Scientists believe the current vaccines will also protect against the mutated strain of COVID-19 that was first reported in England. However, similar to flu viruses, coronaviruses have a high rate of mutation, meaning they change slightly over time. It’s possible we may need an annual COVID-19 vaccine, in addition to our annual flu shot, to stay protected against mutations. However, because of the way mRNA vaccines are created, scientists can quickly isolate the part of the virus that needs to be recognized by our bodies and produce an effective vaccine.
How much does the COVID-19 vaccine cost?
The COVID-19 vaccine is free of charge to all Americans, regardless of insurance coverage, through 2021 as part of the federal government’s pandemic response. However, providers may be able to charge a small administrative fee for giving the shot, and this fee is reimbursable through insurance or the Health Resources and Services Administration’s Provider Relief Fund for the uninsured. Check with your provider to verify any fees.
Will I need to wear a mask and follow other restrictions after I get vaccinated? Can I still transmit COVID-19 to others after getting the vaccine?
You will still need to wear a mask after you’re vaccinated. It will take months for the majority of people to be vaccinated. We also do not know if the vaccine will reduce virus transmission. It is possible for people who have been vaccinated to still act as carriers for the virus and spread it to others, whether or not they show symptoms. People will need to wear masks, practice social distancing, wash their hands, and take other precautions for the foreseeable future, until we’ve reached herd immunity. Herd immunity occurs when a large portion of the population is vaccinated, making it difficult for infectious diseases to spread, because there are not many people who can be infected. Herd immunity works only if most people are vaccinated.
Stephen Weber, MD

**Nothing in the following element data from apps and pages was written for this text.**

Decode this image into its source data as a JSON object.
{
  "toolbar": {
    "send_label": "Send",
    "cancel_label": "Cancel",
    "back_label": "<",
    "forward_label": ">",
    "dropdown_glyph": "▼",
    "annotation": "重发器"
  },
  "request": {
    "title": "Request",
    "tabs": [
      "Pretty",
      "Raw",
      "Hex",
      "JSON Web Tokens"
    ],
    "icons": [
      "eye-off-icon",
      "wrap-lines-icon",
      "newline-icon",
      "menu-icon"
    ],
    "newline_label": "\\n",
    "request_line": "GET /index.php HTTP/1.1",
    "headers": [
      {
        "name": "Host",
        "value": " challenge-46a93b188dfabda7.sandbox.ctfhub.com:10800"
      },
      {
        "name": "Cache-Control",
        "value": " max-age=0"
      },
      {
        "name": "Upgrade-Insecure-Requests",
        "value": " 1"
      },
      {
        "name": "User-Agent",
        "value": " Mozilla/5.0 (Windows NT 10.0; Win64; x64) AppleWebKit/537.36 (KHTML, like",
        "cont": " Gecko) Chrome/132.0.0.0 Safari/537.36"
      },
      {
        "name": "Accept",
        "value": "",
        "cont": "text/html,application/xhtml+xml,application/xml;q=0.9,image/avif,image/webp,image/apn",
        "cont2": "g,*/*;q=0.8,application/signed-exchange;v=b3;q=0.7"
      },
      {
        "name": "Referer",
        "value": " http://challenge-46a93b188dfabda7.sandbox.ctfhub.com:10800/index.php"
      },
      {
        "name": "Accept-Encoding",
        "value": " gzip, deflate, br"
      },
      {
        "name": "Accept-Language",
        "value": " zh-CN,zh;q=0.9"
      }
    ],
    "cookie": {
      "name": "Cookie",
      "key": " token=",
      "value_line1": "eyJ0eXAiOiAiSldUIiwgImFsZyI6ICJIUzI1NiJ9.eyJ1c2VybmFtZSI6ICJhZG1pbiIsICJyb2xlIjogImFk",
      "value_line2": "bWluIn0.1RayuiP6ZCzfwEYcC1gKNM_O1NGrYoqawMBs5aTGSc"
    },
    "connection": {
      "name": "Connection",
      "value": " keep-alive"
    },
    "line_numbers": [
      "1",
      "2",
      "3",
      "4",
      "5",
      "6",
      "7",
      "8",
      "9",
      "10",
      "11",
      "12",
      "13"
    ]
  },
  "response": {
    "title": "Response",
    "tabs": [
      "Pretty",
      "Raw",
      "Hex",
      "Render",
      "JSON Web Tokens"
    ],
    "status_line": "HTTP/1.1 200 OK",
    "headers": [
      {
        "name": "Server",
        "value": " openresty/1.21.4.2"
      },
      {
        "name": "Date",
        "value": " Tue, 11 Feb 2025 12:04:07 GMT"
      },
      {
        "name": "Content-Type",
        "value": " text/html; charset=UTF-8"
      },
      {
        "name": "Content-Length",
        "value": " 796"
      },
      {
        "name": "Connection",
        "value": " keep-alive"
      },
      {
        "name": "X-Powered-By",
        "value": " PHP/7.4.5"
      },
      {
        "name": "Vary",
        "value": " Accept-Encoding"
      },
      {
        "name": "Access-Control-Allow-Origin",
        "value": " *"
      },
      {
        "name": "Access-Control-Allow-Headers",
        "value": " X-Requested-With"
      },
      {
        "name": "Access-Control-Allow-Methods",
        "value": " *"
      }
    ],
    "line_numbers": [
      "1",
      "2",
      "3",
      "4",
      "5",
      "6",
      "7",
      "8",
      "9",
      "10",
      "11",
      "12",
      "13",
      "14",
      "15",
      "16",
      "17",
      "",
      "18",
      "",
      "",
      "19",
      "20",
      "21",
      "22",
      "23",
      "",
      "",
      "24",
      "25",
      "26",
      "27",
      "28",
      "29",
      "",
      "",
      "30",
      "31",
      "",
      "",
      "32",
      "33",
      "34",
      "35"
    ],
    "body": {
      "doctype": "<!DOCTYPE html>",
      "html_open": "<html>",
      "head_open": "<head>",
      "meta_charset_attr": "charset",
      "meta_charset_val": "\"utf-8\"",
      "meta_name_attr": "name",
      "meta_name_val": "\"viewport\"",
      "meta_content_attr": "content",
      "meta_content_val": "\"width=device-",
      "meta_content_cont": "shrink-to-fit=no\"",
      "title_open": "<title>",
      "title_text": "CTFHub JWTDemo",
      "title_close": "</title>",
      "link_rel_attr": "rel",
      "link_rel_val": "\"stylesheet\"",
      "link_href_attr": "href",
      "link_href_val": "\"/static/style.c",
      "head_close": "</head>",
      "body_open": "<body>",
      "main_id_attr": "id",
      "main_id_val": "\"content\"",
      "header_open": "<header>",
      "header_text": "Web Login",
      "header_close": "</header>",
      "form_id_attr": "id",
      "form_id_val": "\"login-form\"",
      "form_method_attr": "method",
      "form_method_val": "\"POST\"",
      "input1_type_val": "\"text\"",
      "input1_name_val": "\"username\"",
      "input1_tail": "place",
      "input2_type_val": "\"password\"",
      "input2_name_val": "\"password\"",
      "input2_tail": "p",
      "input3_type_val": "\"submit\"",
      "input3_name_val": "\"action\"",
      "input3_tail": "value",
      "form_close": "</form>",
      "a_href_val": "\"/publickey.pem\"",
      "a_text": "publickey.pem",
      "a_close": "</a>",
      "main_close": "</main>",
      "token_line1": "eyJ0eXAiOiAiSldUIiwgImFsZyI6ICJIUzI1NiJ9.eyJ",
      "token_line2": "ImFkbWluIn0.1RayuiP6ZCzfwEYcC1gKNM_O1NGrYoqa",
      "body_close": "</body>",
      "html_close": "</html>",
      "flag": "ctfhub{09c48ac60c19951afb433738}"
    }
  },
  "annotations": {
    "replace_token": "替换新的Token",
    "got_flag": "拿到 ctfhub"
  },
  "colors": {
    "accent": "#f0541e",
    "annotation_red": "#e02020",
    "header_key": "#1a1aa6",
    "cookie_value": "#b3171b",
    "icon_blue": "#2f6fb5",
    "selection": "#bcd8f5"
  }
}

Stephen Weber, MD, has expertise in the management of a wide variety of infections. He serves as Chief Medical Officer and vice president for Clinical Effectiveness at UChicago Medicine.
Read more about Dr. Weber